There’s something about a vintage recipe that prompts you to try it. It’s been around a while and chances are your mom or grandma made it and maybe you even ate it. In 1963 I was still 4 years off of being a twinkle in my parents’ eyes, but it makes me wonder if my mom ever tried this recipe. I didn’t change it as far as ingredients are concerned, I just made a couple of adjustments based off of the times and methods I’ve learned. The dough for this bread is so soft and the loaves come out absolutely beautiful.
I found this recipe on Veronica’s Cornucopia. As Veronica states on her blog, many vintage recipes instruct you to “scald” your milk. This is a practice that just isn’t necessary anymore with the invent of pasteurization. Scalding and pasteurization alike heats the milk to a high enough temperature to kill any harmful bacteria that might be in the milk. I’m picturing women who used to milk their cows in their barn and used that raw milk in their kitchen. I love the images that conjures up!
This recipe was introduced to Veronica through a friend of hers. Apparently it’s from a 1963 copy of a Good Housekeeping Cookbook, hence the name. I followed Veronica’s lead by heating the milk in the microwave. I made a few minor method changes that are reflected in the printable version below. I’ve made this twice and my family adores it.
It makes two loaves, so you can bake one to go with dinner and save the other for the next day. If your family is like mine, there won’t be any slices left from the first loaf and they’ll be wanting to dig in to the other!
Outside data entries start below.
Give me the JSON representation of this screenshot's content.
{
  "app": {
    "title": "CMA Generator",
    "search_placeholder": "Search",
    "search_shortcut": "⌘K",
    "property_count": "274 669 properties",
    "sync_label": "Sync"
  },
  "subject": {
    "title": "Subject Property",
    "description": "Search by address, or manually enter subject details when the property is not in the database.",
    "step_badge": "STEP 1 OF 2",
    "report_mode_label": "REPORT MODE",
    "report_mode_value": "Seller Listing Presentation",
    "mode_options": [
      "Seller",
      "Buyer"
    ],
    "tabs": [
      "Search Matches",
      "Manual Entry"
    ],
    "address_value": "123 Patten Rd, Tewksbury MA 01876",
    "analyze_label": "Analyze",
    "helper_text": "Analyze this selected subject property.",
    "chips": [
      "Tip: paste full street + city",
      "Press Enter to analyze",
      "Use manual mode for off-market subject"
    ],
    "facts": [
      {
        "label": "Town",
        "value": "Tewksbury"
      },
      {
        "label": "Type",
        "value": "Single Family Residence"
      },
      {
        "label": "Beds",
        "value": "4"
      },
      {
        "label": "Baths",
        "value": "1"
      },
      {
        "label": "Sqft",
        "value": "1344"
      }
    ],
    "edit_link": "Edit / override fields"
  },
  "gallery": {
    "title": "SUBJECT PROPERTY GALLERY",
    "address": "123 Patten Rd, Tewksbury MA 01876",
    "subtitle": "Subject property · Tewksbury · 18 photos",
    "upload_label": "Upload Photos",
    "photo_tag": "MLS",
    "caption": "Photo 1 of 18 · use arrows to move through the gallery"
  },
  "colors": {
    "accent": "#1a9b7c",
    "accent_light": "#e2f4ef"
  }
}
I have made toast with the second loaf and actually plan to make French Toast with it this morning.
This is a wonderful bread recipe, hope you try it!